- Opening Delimiter -

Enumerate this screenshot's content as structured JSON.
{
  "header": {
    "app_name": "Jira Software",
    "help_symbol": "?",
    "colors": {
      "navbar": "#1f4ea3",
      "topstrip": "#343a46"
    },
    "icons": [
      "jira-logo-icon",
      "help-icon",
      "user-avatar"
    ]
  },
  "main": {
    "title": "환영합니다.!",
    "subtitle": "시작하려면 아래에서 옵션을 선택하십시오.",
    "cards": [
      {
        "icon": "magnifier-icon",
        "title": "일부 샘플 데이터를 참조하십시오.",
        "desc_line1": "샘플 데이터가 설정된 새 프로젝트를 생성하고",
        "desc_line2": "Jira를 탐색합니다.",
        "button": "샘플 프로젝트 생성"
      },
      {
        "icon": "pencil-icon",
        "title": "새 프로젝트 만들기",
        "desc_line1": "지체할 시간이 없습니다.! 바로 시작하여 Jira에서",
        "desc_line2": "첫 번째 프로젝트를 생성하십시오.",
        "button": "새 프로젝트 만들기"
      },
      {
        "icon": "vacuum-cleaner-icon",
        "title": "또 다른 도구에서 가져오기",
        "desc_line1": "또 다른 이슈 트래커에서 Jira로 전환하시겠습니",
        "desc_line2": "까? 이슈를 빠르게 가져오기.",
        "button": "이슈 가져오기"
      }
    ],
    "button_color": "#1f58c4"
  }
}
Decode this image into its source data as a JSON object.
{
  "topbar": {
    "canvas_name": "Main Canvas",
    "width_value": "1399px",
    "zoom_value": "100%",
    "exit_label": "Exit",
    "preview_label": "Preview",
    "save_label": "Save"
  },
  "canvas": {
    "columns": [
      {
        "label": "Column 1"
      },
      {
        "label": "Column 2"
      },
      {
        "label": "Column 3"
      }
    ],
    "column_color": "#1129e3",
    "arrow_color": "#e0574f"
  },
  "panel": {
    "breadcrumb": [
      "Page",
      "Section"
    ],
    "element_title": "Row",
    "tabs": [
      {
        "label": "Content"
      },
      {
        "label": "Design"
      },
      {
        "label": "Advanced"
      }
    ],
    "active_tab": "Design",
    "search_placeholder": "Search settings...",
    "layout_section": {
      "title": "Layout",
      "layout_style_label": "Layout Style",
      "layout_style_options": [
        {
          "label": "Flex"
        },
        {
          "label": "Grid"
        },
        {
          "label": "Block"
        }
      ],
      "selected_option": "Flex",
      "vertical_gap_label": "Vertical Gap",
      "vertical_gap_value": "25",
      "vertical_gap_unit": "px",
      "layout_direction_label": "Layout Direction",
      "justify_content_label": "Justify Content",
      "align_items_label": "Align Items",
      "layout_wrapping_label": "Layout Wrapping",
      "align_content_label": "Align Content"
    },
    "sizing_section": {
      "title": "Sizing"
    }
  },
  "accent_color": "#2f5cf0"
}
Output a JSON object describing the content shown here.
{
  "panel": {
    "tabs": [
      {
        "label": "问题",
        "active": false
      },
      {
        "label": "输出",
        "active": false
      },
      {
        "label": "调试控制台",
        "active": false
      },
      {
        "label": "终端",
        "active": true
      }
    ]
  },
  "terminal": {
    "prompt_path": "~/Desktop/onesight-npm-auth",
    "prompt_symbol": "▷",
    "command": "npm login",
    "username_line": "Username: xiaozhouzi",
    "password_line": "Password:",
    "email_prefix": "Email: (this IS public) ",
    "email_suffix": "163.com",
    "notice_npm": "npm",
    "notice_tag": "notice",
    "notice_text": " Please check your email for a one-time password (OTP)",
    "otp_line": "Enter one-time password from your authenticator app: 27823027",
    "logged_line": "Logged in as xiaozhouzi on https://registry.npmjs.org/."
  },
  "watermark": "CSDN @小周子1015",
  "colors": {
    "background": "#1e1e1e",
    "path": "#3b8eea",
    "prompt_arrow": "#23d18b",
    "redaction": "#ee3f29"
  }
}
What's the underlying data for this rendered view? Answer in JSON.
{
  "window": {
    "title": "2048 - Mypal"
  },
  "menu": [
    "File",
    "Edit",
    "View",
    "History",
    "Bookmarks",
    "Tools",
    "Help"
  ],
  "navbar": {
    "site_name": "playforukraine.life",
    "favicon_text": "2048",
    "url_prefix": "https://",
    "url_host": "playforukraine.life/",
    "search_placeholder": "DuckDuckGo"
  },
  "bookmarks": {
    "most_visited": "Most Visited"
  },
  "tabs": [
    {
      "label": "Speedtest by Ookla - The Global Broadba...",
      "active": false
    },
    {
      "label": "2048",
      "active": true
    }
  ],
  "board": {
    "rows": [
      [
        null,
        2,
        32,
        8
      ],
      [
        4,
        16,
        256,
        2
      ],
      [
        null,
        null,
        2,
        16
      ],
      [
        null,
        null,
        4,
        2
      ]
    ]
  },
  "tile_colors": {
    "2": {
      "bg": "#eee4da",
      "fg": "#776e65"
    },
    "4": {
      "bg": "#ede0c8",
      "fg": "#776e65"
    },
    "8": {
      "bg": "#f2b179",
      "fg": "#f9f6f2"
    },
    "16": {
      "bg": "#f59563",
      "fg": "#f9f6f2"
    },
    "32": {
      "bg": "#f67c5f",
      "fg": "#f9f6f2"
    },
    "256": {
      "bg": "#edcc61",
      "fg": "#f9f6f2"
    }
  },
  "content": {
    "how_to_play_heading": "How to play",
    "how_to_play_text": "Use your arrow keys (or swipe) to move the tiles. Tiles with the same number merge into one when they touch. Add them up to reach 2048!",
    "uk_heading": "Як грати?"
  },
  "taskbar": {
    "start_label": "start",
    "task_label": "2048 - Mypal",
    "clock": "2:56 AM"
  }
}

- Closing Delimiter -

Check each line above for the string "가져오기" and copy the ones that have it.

        "title": "또 다른 도구에서 가져오기",
        "desc_line2": "까? 이슈를 빠르게 가져오기.",
        "button": "이슈 가져오기"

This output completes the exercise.